The number of young people not in education, employment or training (NEET) is rising to alarming levels.
Being NEET seriously affects the life chances of many of these young people as they face the possibility of long-term unemployment, isolation and social exclusion.
Re-engaging them in training is therefore a priority for policy-makers and practitioners.
This book examines the experiences of a group of young people in the post-industrial north of England attending Entry to Employment, a work-based learning programme for those who have been NEET or risk becoming so in the future.
It critically appraises the discourse on NEET young people and its social, economic and political context, and it challenges conventional stereotypes of 'the NEETs' as dysfunctional and lacking aspiration.
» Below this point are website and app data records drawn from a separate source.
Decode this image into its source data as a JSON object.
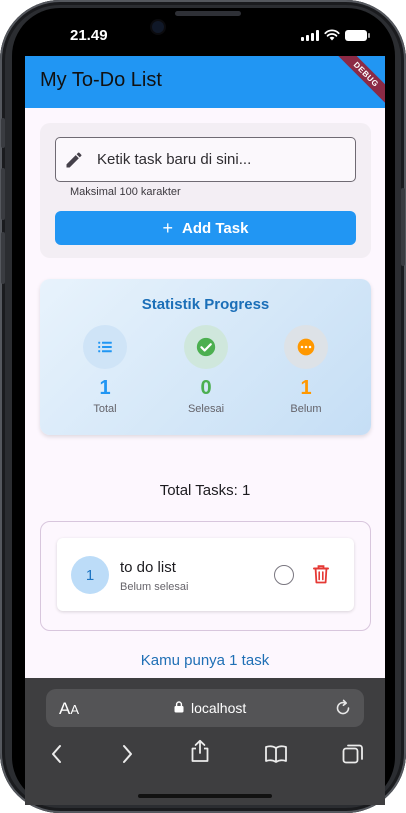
{
  "status_bar": {
    "time": "21.49"
  },
  "app_bar": {
    "title": "My To-Do List",
    "debug_label": "DEBUG",
    "color": "#2196f3"
  },
  "input_section": {
    "placeholder": "Ketik task baru di sini...",
    "value": "",
    "helper_text": "Maksimal 100 karakter",
    "add_button_label": "Add Task",
    "add_icon": "+"
  },
  "stats": {
    "title": "Statistik Progress",
    "items": [
      {
        "icon": "list-icon",
        "value": "1",
        "label": "Total",
        "color": "#2196f3",
        "bg": "#cfe4f7"
      },
      {
        "icon": "check-circle-icon",
        "value": "0",
        "label": "Selesai",
        "color": "#4caf50",
        "bg": "#cfe7dc"
      },
      {
        "icon": "pending-icon",
        "value": "1",
        "label": "Belum",
        "color": "#ff9800",
        "bg": "#dde2e7"
      }
    ]
  },
  "total_tasks_text": "Total Tasks: 1",
  "tasks": [
    {
      "number": "1",
      "title": "to do list",
      "status": "Belum selesai",
      "completed": false
    }
  ],
  "footer_text": "Kamu punya 1 task",
  "browser": {
    "aa_label_big": "A",
    "aa_label_small": "A",
    "url": "localhost"
  }
}
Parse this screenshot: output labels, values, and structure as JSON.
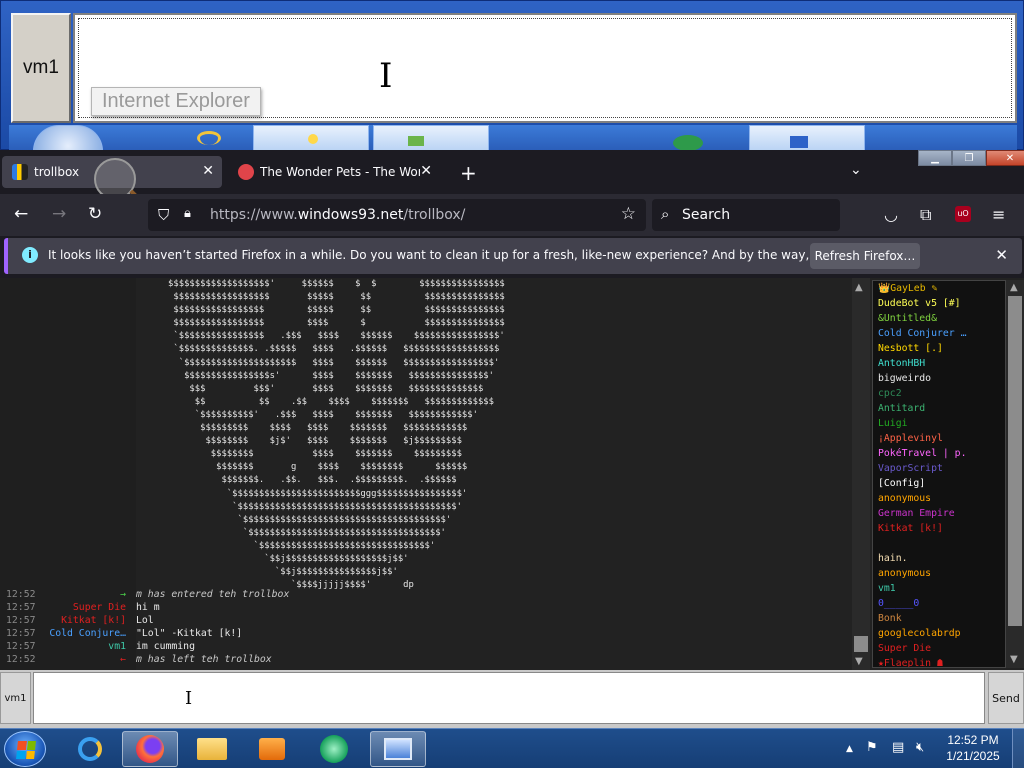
{
  "legacy_window": {
    "vm_label": "vm1",
    "tooltip": "Internet Explorer"
  },
  "browser": {
    "tabs": [
      {
        "title": "trollbox",
        "active": true
      },
      {
        "title": "The Wonder Pets - The Wonder",
        "active": false
      }
    ],
    "url_prefix": "https://www.",
    "url_domain": "windows93.net",
    "url_path": "/trollbox/",
    "search_placeholder": "Search",
    "notification": {
      "message": "It looks like you haven’t started Firefox in a while. Do you want to clean it up for a fresh, like-new experience? And by the way, welcome back!",
      "button": "Refresh Firefox…"
    }
  },
  "trollbox": {
    "ascii_art": [
      "      $$$$$$$$$$$$$$$$$$$'     $$$$$$    $  $        $$$$$$$$$$$$$$$$",
      "       $$$$$$$$$$$$$$$$$$       $$$$$     $$          $$$$$$$$$$$$$$$",
      "       $$$$$$$$$$$$$$$$$        $$$$$     $$          $$$$$$$$$$$$$$$",
      "       $$$$$$$$$$$$$$$$$        $$$$      $           $$$$$$$$$$$$$$$",
      "       `$$$$$$$$$$$$$$$$   .$$$   $$$$    $$$$$$    $$$$$$$$$$$$$$$$'",
      "       `$$$$$$$$$$$$$$. .$$$$$   $$$$   .$$$$$$   $$$$$$$$$$$$$$$$$$",
      "        `$$$$$$$$$$$$$$$$$$$$$   $$$$    $$$$$$   $$$$$$$$$$$$$$$$$'",
      "         $$$$$$$$$$$$$$$$s'      $$$$    $$$$$$$   $$$$$$$$$$$$$$$'",
      "          $$$         $$$'       $$$$    $$$$$$$   $$$$$$$$$$$$$$",
      "           $$          $$    .$$    $$$$    $$$$$$$   $$$$$$$$$$$$$",
      "           `$$$$$$$$$$'   .$$$   $$$$    $$$$$$$   $$$$$$$$$$$$'",
      "            $$$$$$$$$    $$$$   $$$$    $$$$$$$   $$$$$$$$$$$$",
      "             $$$$$$$$    $j$'   $$$$    $$$$$$$   $j$$$$$$$$$",
      "              $$$$$$$$           $$$$    $$$$$$$    $$$$$$$$$",
      "               $$$$$$$       g    $$$$    $$$$$$$$      $$$$$$",
      "                $$$$$$$.   .$$.   $$$.  .$$$$$$$$$.  .$$$$$$",
      "                 `$$$$$$$$$$$$$$$$$$$$$$$$ggg$$$$$$$$$$$$$$$$'",
      "                  `$$$$$$$$$$$$$$$$$$$$$$$$$$$$$$$$$$$$$$$$$'",
      "                   `$$$$$$$$$$$$$$$$$$$$$$$$$$$$$$$$$$$$$$'",
      "                    `$$$$$$$$$$$$$$$$$$$$$$$$$$$$$$$$$$$$'",
      "                      `$$$$$$$$$$$$$$$$$$$$$$$$$$$$$$$$'",
      "                        `$$j$$$$$$$$$$$$$$$$$$$j$$'",
      "                          `$$j$$$$$$$$$$$$$$$j$$'",
      "                             `$$$$jjjjj$$$$'      dp"
    ],
    "messages": [
      {
        "time": "12:52",
        "nick": "→",
        "nick_color": "#4cd34c",
        "text": "m has entered teh trollbox",
        "system": true
      },
      {
        "time": "12:57",
        "nick": "Super Die",
        "nick_color": "#e02020",
        "text": "hi m",
        "system": false
      },
      {
        "time": "12:57",
        "nick": "Kitkat [k!]",
        "nick_color": "#e02020",
        "text": "Lol",
        "system": false
      },
      {
        "time": "12:57",
        "nick": "Cold Conjure…",
        "nick_color": "#4aa0ff",
        "text": "\"Lol\" -Kitkat [k!]",
        "system": false
      },
      {
        "time": "12:57",
        "nick": "vm1",
        "nick_color": "#3ec8a8",
        "text": "im cumming",
        "system": false
      },
      {
        "time": "12:52",
        "nick": "←",
        "nick_color": "#e02020",
        "text": "m has left teh trollbox",
        "system": true
      }
    ],
    "users": [
      {
        "name": "👑GayLeb ✎",
        "color": "#e6b800"
      },
      {
        "name": "DudeBot v5 [#]",
        "color": "#ffff55"
      },
      {
        "name": "&Untitled&",
        "color": "#7fd23f"
      },
      {
        "name": "Cold Conjurer …",
        "color": "#4aa0ff"
      },
      {
        "name": "Nesbott [.]",
        "color": "#ffd700"
      },
      {
        "name": "AntonHBH",
        "color": "#40e0d0"
      },
      {
        "name": "bigweirdo",
        "color": "#e8e8e8"
      },
      {
        "name": "cpc2",
        "color": "#2e8b57"
      },
      {
        "name": "Antitard",
        "color": "#3cb371"
      },
      {
        "name": "Luigi",
        "color": "#22aa22"
      },
      {
        "name": "¡Applevinyl",
        "color": "#ff6347"
      },
      {
        "name": "PokéTravel | p.",
        "color": "#ff66ff"
      },
      {
        "name": "VaporScript",
        "color": "#6a5acd"
      },
      {
        "name": "[Config]",
        "color": "#ffffff"
      },
      {
        "name": "anonymous",
        "color": "#ffa500"
      },
      {
        "name": "German Empire",
        "color": "#cc33cc"
      },
      {
        "name": "Kitkat [k!]",
        "color": "#e02020"
      },
      {
        "name": "",
        "color": "#7a0000"
      },
      {
        "name": "hain.",
        "color": "#f5deb3"
      },
      {
        "name": "anonymous",
        "color": "#ffa500"
      },
      {
        "name": "vm1",
        "color": "#3ec8a8"
      },
      {
        "name": "0_____0",
        "color": "#5555ff"
      },
      {
        "name": "Bonk",
        "color": "#cd853f"
      },
      {
        "name": "googlecolabrdp",
        "color": "#ffa500"
      },
      {
        "name": "Super Die",
        "color": "#e02020"
      },
      {
        "name": "★Flaeplin ☗",
        "color": "#e02020"
      }
    ],
    "input_nick": "vm1",
    "send_label": "Send"
  },
  "taskbar": {
    "time": "12:52 PM",
    "date": "1/21/2025"
  },
  "colors": {
    "firefox_dark": "#1c1b22",
    "firefox_toolbar": "#2b2a33",
    "notice_accent": "#a064ff",
    "taskbar": "#1f4e8c"
  }
}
Drawing on a detailed ethnographic study of young people and the practitioners working with them, it explores the complexities and realities of learning on the margins.
A key resource for students and academics on higher education courses on youth work, the book provides valuable insights for teachers, youth workers, careers advisers and others working with young people who are concerned with social justice in education.